Your goal:
Would you output each record exactly as it stands?

▬▬▬▬▬▬▬▬▬▬

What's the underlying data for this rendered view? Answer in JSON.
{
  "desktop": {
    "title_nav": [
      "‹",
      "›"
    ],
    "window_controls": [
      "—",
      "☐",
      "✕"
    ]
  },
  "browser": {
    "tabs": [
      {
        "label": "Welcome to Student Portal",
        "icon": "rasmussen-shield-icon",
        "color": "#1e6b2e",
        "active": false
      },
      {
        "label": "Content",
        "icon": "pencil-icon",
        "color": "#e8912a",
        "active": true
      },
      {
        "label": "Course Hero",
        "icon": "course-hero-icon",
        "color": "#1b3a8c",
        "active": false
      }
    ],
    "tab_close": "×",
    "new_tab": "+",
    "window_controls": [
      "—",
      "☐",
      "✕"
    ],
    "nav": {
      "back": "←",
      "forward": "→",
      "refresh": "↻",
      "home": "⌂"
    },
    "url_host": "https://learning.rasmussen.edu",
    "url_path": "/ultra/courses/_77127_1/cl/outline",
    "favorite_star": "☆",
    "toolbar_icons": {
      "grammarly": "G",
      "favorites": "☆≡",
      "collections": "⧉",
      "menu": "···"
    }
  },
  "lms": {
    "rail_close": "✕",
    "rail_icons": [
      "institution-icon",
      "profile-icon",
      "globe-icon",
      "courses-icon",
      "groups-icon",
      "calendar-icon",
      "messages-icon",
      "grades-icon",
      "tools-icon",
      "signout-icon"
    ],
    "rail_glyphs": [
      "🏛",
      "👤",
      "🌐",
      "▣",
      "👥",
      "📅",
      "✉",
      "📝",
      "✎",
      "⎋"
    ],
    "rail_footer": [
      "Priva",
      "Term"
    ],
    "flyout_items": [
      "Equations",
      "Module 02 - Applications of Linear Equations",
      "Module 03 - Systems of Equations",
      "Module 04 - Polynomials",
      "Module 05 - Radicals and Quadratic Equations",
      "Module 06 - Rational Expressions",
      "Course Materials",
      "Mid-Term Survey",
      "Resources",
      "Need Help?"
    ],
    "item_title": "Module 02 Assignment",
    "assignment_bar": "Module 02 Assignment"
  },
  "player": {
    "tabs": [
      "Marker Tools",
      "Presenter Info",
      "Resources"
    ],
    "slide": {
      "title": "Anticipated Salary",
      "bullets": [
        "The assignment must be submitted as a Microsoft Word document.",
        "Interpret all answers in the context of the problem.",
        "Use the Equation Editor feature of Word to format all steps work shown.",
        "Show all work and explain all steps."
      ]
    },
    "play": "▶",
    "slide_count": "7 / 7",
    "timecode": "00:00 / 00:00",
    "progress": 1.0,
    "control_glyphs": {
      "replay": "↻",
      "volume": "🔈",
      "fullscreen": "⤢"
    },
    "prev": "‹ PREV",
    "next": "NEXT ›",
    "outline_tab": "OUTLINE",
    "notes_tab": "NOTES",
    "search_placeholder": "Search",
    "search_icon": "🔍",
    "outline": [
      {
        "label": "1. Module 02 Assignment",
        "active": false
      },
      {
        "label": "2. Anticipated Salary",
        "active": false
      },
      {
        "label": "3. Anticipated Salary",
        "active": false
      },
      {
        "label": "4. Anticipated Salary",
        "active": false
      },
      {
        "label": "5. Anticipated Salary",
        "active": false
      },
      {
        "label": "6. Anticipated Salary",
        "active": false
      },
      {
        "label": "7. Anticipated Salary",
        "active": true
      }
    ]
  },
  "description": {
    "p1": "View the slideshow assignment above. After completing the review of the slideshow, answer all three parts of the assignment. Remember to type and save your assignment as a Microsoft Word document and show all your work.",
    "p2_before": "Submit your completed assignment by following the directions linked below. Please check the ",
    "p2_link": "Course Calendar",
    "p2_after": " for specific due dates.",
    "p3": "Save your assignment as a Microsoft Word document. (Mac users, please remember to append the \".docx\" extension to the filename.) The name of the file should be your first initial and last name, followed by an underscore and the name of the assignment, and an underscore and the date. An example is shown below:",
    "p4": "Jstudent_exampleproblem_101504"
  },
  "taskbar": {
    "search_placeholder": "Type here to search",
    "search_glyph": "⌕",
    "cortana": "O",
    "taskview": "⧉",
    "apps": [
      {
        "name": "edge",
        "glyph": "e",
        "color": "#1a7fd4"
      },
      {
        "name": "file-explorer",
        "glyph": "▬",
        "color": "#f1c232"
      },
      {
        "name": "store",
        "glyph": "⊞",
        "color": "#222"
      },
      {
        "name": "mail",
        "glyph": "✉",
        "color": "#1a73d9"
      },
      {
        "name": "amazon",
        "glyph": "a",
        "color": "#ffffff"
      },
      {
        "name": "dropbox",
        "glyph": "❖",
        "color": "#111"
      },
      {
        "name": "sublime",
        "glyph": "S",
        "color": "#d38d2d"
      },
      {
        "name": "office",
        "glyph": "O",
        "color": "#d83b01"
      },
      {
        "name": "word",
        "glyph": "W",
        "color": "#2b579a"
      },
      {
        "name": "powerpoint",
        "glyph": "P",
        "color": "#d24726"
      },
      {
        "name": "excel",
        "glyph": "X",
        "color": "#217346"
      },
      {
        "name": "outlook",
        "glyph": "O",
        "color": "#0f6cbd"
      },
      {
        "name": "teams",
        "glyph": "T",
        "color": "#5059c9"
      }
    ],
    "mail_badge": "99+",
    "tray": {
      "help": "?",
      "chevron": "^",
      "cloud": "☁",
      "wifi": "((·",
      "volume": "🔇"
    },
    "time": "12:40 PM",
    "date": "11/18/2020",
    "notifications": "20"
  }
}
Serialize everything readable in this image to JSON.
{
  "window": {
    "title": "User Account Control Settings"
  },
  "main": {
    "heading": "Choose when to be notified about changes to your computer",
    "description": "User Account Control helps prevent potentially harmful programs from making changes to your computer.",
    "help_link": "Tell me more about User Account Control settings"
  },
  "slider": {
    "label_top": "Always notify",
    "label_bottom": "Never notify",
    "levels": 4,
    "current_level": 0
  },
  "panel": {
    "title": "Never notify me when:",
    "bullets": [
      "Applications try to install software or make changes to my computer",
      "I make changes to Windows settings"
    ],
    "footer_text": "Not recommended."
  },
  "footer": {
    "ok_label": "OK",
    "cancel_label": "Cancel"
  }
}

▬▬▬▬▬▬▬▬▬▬

Expected output:
What's the underlying data for this rendered view? Answer in JSON.
{
  "desktop": {
    "title_nav": [
      "‹",
      "›"
    ],
    "window_controls": [
      "—",
      "☐",
      "✕"
    ]
  },
  "browser": {
    "tabs": [
      {
        "label": "Welcome to Student Portal",
        "icon": "rasmussen-shield-icon",
        "color": "#1e6b2e",
        "active": false
      },
      {
        "label": "Content",
        "icon": "pencil-icon",
        "color": "#e8912a",
        "active": true
      },
      {
        "label": "Course Hero",
        "icon": "course-hero-icon",
        "color": "#1b3a8c",
        "active": false
      }
    ],
    "tab_close": "×",
    "new_tab": "+",
    "window_controls": [
      "—",
      "☐",
      "✕"
    ],
    "nav": {
      "back": "←",
      "forward": "→",
      "refresh": "↻",
      "home": "⌂"
    },
    "url_host": "https://learning.rasmussen.edu",
    "url_path": "/ultra/courses/_77127_1/cl/outline",
    "favorite_star": "☆",
    "toolbar_icons": {
      "grammarly": "G",
      "favorites": "☆≡",
      "collections": "⧉",
      "menu": "···"
    }
  },
  "lms": {
    "rail_close": "✕",
    "rail_icons": [
      "institution-icon",
      "profile-icon",
      "globe-icon",
      "courses-icon",
      "groups-icon",
      "calendar-icon",
      "messages-icon",
      "grades-icon",
      "tools-icon",
      "signout-icon"
    ],
    "rail_glyphs": [
      "🏛",
      "👤",
      "🌐",
      "▣",
      "👥",
      "📅",
      "✉",
      "📝",
      "✎",
      "⎋"
    ],
    "rail_footer": [
      "Priva",
      "Term"
    ],
    "flyout_items": [
      "Equations",
      "Module 02 - Applications of Linear Equations",
      "Module 03 - Systems of Equations",
      "Module 04 - Polynomials",
      "Module 05 - Radicals and Quadratic Equations",
      "Module 06 - Rational Expressions",
      "Course Materials",
      "Mid-Term Survey",
      "Resources",
      "Need Help?"
    ],
    "item_title": "Module 02 Assignment",
    "assignment_bar": "Module 02 Assignment"
  },
  "player": {
    "tabs": [
      "Marker Tools",
      "Presenter Info",
      "Resources"
    ],
    "slide": {
      "title": "Anticipated Salary",
      "bullets": [
        "The assignment must be submitted as a Microsoft Word document.",
        "Interpret all answers in the context of the problem.",
        "Use the Equation Editor feature of Word to format all steps work shown.",
        "Show all work and explain all steps."
      ]
    },
    "play": "▶",
    "slide_count": "7 / 7",
    "timecode": "00:00 / 00:00",
    "progress": 1.0,
    "control_glyphs": {
      "replay": "↻",
      "volume": "🔈",
      "fullscreen": "⤢"
    },
    "prev": "‹ PREV",
    "next": "NEXT ›",
    "outline_tab": "OUTLINE",
    "notes_tab": "NOTES",
    "search_placeholder": "Search",
    "search_icon": "🔍",
    "outline": [
      {
        "label": "1. Module 02 Assignment",
        "active": false
      },
      {
        "label": "2. Anticipated Salary",
        "active": false
      },
      {
        "label": "3. Anticipated Salary",
        "active": false
      },
      {
        "label": "4. Anticipated Salary",
        "active": false
      },
      {
        "label": "5. Anticipated Salary",
        "active": false
      },
      {
        "label": "6. Anticipated Salary",
        "active": false
      },
      {
        "label": "7. Anticipated Salary",
        "active": true
      }
    ]
  },
  "description": {
    "p1": "View the slideshow assignment above. After completing the review of the slideshow, answer all three parts of the assignment. Remember to type and save your assignment as a Microsoft Word document and show all your work.",
    "p2_before": "Submit your completed assignment by following the directions linked below. Please check the ",
    "p2_link": "Course Calendar",
    "p2_after": " for specific due dates.",
    "p3": "Save your assignment as a Microsoft Word document. (Mac users, please remember to append the \".docx\" extension to the filename.) The name of the file should be your first initial and last name, followed by an underscore and the name of the assignment, and an underscore and the date. An example is shown below:",
    "p4": "Jstudent_exampleproblem_101504"
  },
  "taskbar": {
    "search_placeholder": "Type here to search",
    "search_glyph": "⌕",
    "cortana": "O",
    "taskview": "⧉",
    "apps": [
      {
        "name": "edge",
        "glyph": "e",
        "color": "#1a7fd4"
      },
      {
        "name": "file-explorer",
        "glyph": "▬",
        "color": "#f1c232"
      },
      {
        "name": "store",
        "glyph": "⊞",
        "color": "#222"
      },
      {
        "name": "mail",
        "glyph": "✉",
        "color": "#1a73d9"
      },
      {
        "name": "amazon",
        "glyph": "a",
        "color": "#ffffff"
      },
      {
        "name": "dropbox",
        "glyph": "❖",
        "color": "#111"
      },
      {
        "name": "sublime",
        "glyph": "S",
        "color": "#d38d2d"
      },
      {
        "name": "office",
        "glyph": "O",
        "color": "#d83b01"
      },
      {
        "name": "word",
        "glyph": "W",
        "color": "#2b579a"
      },
      {
        "name": "powerpoint",
        "glyph": "P",
        "color": "#d24726"
      },
      {
        "name": "excel",
        "glyph": "X",
        "color": "#217346"
      },
      {
        "name": "outlook",
        "glyph": "O",
        "color": "#0f6cbd"
      },
      {
        "name": "teams",
        "glyph": "T",
        "color": "#5059c9"
      }
    ],
    "mail_badge": "99+",
    "tray": {
      "help": "?",
      "chevron": "^",
      "cloud": "☁",
      "wifi": "((·",
      "volume": "🔇"
    },
    "time": "12:40 PM",
    "date": "11/18/2020",
    "notifications": "20"
  }
}
Serialize everything readable in this image to JSON.
{
  "window": {
    "title": "User Account Control Settings"
  },
  "main": {
    "heading": "Choose when to be notified about changes to your computer",
    "description": "User Account Control helps prevent potentially harmful programs from making changes to your computer.",
    "help_link": "Tell me more about User Account Control settings"
  },
  "slider": {
    "label_top": "Always notify",
    "label_bottom": "Never notify",
    "levels": 4,
    "current_level": 0
  },
  "panel": {
    "title": "Never notify me when:",
    "bullets": [
      "Applications try to install software or make changes to my computer",
      "I make changes to Windows settings"
    ],
    "footer_text": "Not recommended."
  },
  "footer": {
    "ok_label": "OK",
    "cancel_label": "Cancel"
  }
}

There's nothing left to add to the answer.